Your goal:
Each of the entries beneath this task should be written out exactly.

Given information: Begin

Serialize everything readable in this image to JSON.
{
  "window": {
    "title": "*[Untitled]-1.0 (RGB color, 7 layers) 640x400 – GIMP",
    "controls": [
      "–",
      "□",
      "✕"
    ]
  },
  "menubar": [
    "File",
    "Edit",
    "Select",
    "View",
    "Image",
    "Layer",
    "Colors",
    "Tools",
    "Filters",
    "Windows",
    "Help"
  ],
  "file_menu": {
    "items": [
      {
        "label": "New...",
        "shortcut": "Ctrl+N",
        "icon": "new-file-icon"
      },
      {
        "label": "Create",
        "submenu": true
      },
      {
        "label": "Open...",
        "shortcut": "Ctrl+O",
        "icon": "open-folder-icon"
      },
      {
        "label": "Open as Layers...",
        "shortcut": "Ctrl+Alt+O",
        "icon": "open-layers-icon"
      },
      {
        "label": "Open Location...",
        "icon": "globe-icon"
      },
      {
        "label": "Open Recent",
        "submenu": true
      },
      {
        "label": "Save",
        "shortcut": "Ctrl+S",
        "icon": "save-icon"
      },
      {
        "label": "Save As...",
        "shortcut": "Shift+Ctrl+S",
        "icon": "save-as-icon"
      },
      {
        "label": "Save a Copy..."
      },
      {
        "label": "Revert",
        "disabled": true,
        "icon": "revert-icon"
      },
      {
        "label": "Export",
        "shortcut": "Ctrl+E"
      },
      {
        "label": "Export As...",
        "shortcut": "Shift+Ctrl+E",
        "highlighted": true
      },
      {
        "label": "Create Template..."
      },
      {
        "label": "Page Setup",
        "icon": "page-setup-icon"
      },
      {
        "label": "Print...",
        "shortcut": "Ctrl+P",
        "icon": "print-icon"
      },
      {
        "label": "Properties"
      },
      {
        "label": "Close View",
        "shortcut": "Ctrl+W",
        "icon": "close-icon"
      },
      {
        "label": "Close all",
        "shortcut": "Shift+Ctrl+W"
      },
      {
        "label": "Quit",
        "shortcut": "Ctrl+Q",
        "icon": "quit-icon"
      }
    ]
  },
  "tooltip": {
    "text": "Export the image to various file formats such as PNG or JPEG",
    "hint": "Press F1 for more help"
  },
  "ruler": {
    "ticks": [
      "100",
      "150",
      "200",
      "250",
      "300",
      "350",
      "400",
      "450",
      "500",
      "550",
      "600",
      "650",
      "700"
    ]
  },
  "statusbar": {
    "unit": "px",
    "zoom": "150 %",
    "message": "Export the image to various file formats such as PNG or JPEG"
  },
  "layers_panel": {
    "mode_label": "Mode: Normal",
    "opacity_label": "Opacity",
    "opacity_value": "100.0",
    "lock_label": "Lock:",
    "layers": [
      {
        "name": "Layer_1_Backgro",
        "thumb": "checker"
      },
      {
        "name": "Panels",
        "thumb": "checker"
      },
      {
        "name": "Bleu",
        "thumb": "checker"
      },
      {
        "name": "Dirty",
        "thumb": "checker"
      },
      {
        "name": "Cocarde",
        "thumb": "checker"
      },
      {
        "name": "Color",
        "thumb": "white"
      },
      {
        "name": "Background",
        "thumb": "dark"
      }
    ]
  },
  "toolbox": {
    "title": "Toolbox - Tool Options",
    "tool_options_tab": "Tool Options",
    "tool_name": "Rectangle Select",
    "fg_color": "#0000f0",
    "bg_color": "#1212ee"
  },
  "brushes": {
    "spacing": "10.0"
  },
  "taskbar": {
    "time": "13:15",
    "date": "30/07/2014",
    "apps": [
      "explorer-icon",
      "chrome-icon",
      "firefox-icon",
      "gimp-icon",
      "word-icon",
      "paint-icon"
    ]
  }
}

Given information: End

Response for this exercise:
Serialize everything readable in this image to JSON.
{
  "window": {
    "title": "*[Untitled]-1.0 (RGB color, 7 layers) 640x400 – GIMP",
    "controls": [
      "–",
      "□",
      "✕"
    ]
  },
  "menubar": [
    "File",
    "Edit",
    "Select",
    "View",
    "Image",
    "Layer",
    "Colors",
    "Tools",
    "Filters",
    "Windows",
    "Help"
  ],
  "file_menu": {
    "items": [
      {
        "label": "New...",
        "shortcut": "Ctrl+N",
        "icon": "new-file-icon"
      },
      {
        "label": "Create",
        "submenu": true
      },
      {
        "label": "Open...",
        "shortcut": "Ctrl+O",
        "icon": "open-folder-icon"
      },
      {
        "label": "Open as Layers...",
        "shortcut": "Ctrl+Alt+O",
        "icon": "open-layers-icon"
      },
      {
        "label": "Open Location...",
        "icon": "globe-icon"
      },
      {
        "label": "Open Recent",
        "submenu": true
      },
      {
        "label": "Save",
        "shortcut": "Ctrl+S",
        "icon": "save-icon"
      },
      {
        "label": "Save As...",
        "shortcut": "Shift+Ctrl+S",
        "icon": "save-as-icon"
      },
      {
        "label": "Save a Copy..."
      },
      {
        "label": "Revert",
        "disabled": true,
        "icon": "revert-icon"
      },
      {
        "label": "Export",
        "shortcut": "Ctrl+E"
      },
      {
        "label": "Export As...",
        "shortcut": "Shift+Ctrl+E",
        "highlighted": true
      },
      {
        "label": "Create Template..."
      },
      {
        "label": "Page Setup",
        "icon": "page-setup-icon"
      },
      {
        "label": "Print...",
        "shortcut": "Ctrl+P",
        "icon": "print-icon"
      },
      {
        "label": "Properties"
      },
      {
        "label": "Close View",
        "shortcut": "Ctrl+W",
        "icon": "close-icon"
      },
      {
        "label": "Close all",
        "shortcut": "Shift+Ctrl+W"
      },
      {
        "label": "Quit",
        "shortcut": "Ctrl+Q",
        "icon": "quit-icon"
      }
    ]
  },
  "tooltip": {
    "text": "Export the image to various file formats such as PNG or JPEG",
    "hint": "Press F1 for more help"
  },
  "ruler": {
    "ticks": [
      "100",
      "150",
      "200",
      "250",
      "300",
      "350",
      "400",
      "450",
      "500",
      "550",
      "600",
      "650",
      "700"
    ]
  },
  "statusbar": {
    "unit": "px",
    "zoom": "150 %",
    "message": "Export the image to various file formats such as PNG or JPEG"
  },
  "layers_panel": {
    "mode_label": "Mode: Normal",
    "opacity_label": "Opacity",
    "opacity_value": "100.0",
    "lock_label": "Lock:",
    "layers": [
      {
        "name": "Layer_1_Backgro",
        "thumb": "checker"
      },
      {
        "name": "Panels",
        "thumb": "checker"
      },
      {
        "name": "Bleu",
        "thumb": "checker"
      },
      {
        "name": "Dirty",
        "thumb": "checker"
      },
      {
        "name": "Cocarde",
        "thumb": "checker"
      },
      {
        "name": "Color",
        "thumb": "white"
      },
      {
        "name": "Background",
        "thumb": "dark"
      }
    ]
  },
  "toolbox": {
    "title": "Toolbox - Tool Options",
    "tool_options_tab": "Tool Options",
    "tool_name": "Rectangle Select",
    "fg_color": "#0000f0",
    "bg_color": "#1212ee"
  },
  "brushes": {
    "spacing": "10.0"
  },
  "taskbar": {
    "time": "13:15",
    "date": "30/07/2014",
    "apps": [
      "explorer-icon",
      "chrome-icon",
      "firefox-icon",
      "gimp-icon",
      "word-icon",
      "paint-icon"
    ]
  }
}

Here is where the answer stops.